[TASK INPUTS — start]

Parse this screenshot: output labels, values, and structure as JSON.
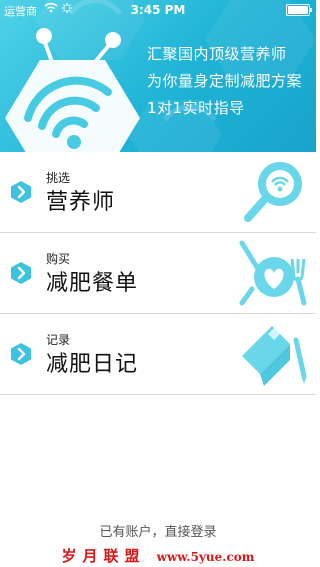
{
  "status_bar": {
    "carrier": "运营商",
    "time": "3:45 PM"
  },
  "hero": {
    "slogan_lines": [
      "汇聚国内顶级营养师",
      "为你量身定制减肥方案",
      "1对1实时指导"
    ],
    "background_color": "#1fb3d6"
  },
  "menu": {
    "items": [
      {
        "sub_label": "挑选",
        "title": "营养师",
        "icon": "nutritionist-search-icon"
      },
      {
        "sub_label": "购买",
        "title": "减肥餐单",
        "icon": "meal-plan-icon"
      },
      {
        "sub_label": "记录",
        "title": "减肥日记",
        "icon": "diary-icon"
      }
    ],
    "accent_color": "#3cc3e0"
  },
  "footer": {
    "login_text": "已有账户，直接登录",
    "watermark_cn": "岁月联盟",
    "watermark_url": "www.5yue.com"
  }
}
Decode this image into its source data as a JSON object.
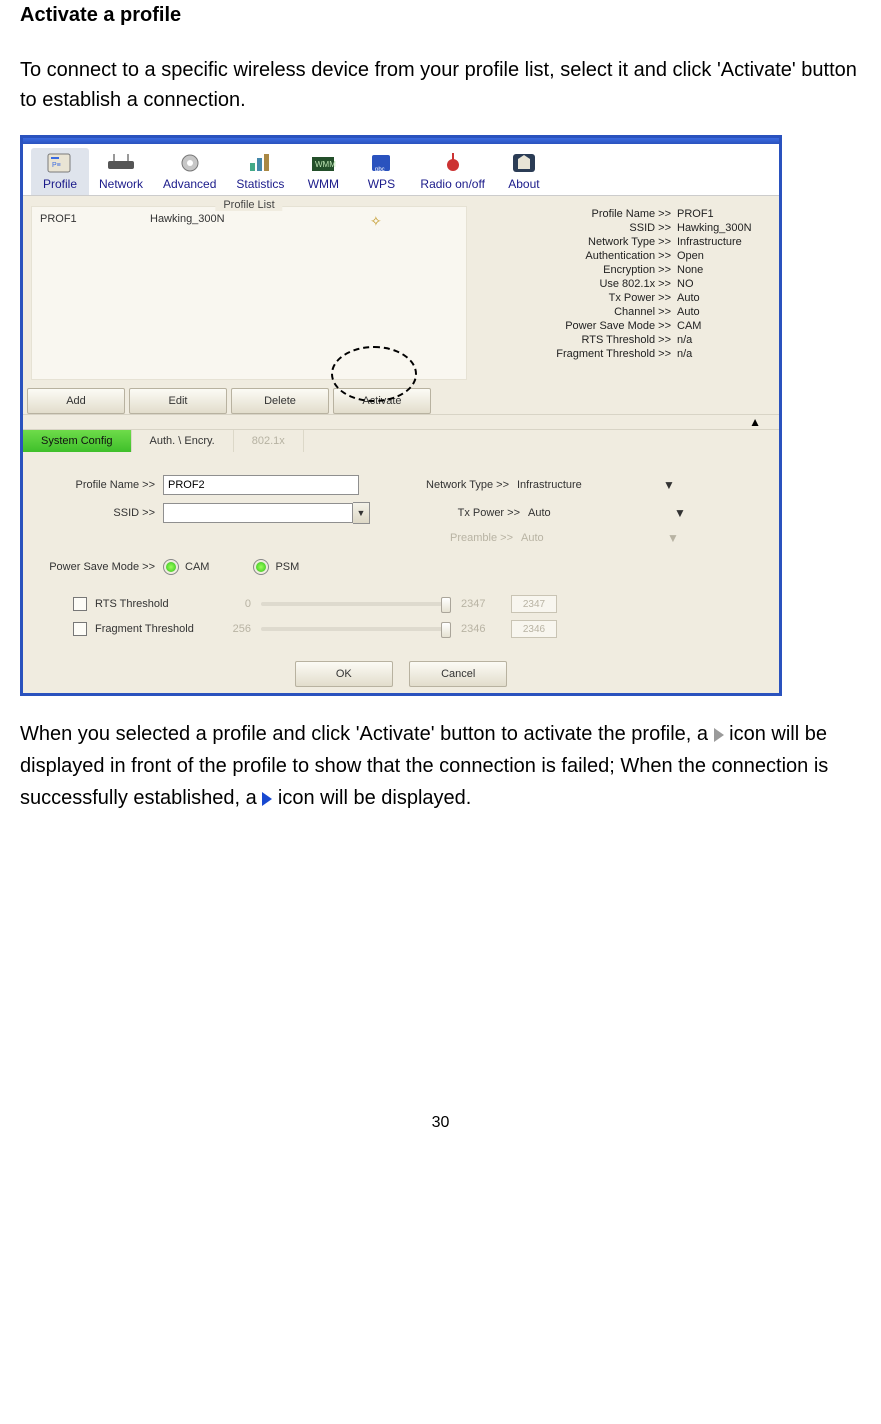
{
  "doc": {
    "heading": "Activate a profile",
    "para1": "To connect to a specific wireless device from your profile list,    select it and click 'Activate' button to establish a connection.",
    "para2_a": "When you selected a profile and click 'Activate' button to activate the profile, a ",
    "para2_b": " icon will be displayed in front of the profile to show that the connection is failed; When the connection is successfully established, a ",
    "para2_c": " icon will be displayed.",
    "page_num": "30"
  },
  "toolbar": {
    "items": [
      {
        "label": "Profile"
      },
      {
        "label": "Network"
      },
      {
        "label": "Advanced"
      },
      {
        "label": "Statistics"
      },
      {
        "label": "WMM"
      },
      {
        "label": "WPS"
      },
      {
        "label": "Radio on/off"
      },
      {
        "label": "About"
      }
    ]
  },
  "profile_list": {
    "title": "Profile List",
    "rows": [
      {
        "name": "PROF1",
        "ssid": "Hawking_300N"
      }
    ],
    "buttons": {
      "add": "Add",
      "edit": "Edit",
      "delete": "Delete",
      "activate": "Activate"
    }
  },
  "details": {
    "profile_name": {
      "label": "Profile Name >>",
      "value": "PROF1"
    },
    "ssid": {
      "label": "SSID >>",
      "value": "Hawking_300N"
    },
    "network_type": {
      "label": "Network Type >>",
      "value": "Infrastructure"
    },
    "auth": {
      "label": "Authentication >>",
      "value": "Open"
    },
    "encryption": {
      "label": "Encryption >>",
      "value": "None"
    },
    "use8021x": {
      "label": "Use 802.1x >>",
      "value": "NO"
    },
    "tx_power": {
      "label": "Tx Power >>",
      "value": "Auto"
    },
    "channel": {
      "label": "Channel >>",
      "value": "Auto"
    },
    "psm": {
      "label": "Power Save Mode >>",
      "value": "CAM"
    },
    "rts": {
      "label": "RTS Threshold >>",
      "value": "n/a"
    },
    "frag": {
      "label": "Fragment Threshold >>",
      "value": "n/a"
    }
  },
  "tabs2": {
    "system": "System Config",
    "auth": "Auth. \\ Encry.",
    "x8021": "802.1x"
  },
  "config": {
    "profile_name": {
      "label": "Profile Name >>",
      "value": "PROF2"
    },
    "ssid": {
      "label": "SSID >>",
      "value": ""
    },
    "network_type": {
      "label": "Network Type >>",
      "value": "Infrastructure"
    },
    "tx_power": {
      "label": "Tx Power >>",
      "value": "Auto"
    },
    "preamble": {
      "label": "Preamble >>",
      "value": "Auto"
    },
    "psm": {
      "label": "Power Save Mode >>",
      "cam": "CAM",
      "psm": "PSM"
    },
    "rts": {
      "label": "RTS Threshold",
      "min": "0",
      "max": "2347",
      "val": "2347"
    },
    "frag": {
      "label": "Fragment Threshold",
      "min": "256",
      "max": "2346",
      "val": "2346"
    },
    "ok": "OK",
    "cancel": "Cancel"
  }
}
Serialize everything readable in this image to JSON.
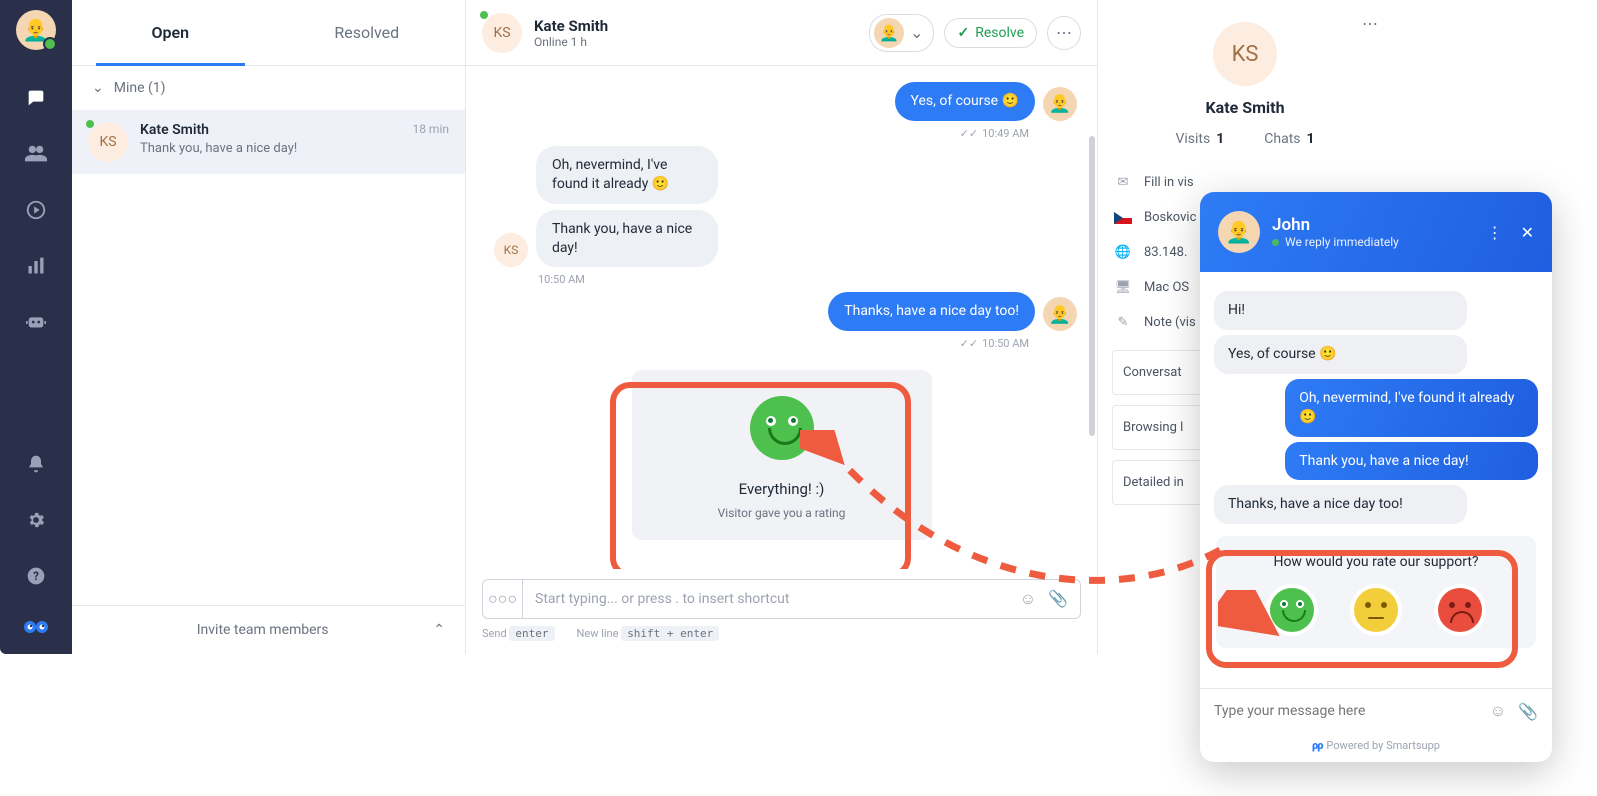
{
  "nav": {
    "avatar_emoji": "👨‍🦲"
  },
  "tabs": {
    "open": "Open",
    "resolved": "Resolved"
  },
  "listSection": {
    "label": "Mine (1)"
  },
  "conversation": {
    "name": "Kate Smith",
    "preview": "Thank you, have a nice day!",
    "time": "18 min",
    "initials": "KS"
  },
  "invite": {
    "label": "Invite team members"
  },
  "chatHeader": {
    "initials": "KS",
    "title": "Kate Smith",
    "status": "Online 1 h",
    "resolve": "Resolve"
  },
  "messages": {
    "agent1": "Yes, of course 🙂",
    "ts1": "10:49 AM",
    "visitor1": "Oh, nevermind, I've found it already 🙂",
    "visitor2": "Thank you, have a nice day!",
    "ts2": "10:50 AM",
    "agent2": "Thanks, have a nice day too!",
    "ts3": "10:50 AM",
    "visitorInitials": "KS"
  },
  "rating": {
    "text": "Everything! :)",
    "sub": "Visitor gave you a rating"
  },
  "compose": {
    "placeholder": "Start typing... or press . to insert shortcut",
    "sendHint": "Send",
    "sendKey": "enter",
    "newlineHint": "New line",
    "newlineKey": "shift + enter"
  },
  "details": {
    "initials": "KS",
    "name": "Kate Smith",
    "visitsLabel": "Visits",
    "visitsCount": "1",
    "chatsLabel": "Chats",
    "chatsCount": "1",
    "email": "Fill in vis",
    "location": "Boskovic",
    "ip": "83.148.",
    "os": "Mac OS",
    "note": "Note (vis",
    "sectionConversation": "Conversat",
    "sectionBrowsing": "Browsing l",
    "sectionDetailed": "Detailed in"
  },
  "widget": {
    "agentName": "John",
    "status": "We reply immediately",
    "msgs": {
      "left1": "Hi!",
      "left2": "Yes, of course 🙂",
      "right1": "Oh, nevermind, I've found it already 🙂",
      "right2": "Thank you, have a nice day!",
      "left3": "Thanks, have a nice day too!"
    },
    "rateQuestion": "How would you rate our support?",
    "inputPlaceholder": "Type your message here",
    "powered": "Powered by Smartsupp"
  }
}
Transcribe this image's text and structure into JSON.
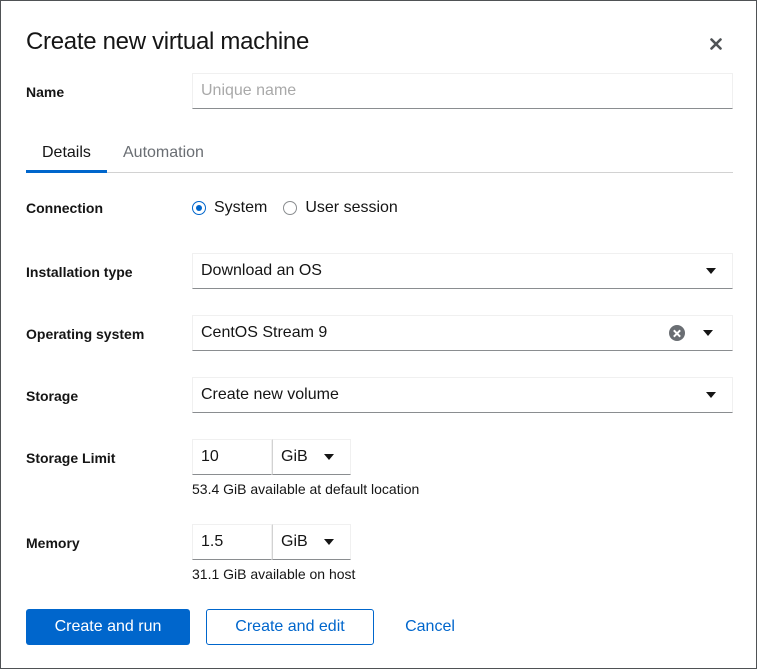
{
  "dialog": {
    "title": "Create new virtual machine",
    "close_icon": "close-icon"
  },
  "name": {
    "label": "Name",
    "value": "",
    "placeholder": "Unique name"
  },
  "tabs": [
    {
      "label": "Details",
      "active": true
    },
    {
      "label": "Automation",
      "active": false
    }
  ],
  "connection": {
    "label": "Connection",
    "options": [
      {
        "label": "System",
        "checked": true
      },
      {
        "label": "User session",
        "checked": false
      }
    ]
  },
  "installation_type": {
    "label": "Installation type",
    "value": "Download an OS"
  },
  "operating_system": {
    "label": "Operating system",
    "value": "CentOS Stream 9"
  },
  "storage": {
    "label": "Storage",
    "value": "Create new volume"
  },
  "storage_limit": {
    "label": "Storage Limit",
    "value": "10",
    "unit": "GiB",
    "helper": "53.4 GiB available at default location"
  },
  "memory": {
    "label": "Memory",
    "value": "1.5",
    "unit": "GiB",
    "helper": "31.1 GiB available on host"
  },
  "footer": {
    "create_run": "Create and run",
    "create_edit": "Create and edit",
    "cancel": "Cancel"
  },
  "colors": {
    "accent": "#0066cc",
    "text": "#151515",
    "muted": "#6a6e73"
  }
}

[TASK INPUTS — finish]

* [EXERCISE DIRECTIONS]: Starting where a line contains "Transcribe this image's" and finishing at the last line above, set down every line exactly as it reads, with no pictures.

* [WRITTEN SOLUTION]:
Transcribe this image's text and structure into JSON.
{
  "dialog": {
    "title": "Create new virtual machine",
    "close_icon": "close-icon"
  },
  "name": {
    "label": "Name",
    "value": "",
    "placeholder": "Unique name"
  },
  "tabs": [
    {
      "label": "Details",
      "active": true
    },
    {
      "label": "Automation",
      "active": false
    }
  ],
  "connection": {
    "label": "Connection",
    "options": [
      {
        "label": "System",
        "checked": true
      },
      {
        "label": "User session",
        "checked": false
      }
    ]
  },
  "installation_type": {
    "label": "Installation type",
    "value": "Download an OS"
  },
  "operating_system": {
    "label": "Operating system",
    "value": "CentOS Stream 9"
  },
  "storage": {
    "label": "Storage",
    "value": "Create new volume"
  },
  "storage_limit": {
    "label": "Storage Limit",
    "value": "10",
    "unit": "GiB",
    "helper": "53.4 GiB available at default location"
  },
  "memory": {
    "label": "Memory",
    "value": "1.5",
    "unit": "GiB",
    "helper": "31.1 GiB available on host"
  },
  "footer": {
    "create_run": "Create and run",
    "create_edit": "Create and edit",
    "cancel": "Cancel"
  },
  "colors": {
    "accent": "#0066cc",
    "text": "#151515",
    "muted": "#6a6e73"
  }
}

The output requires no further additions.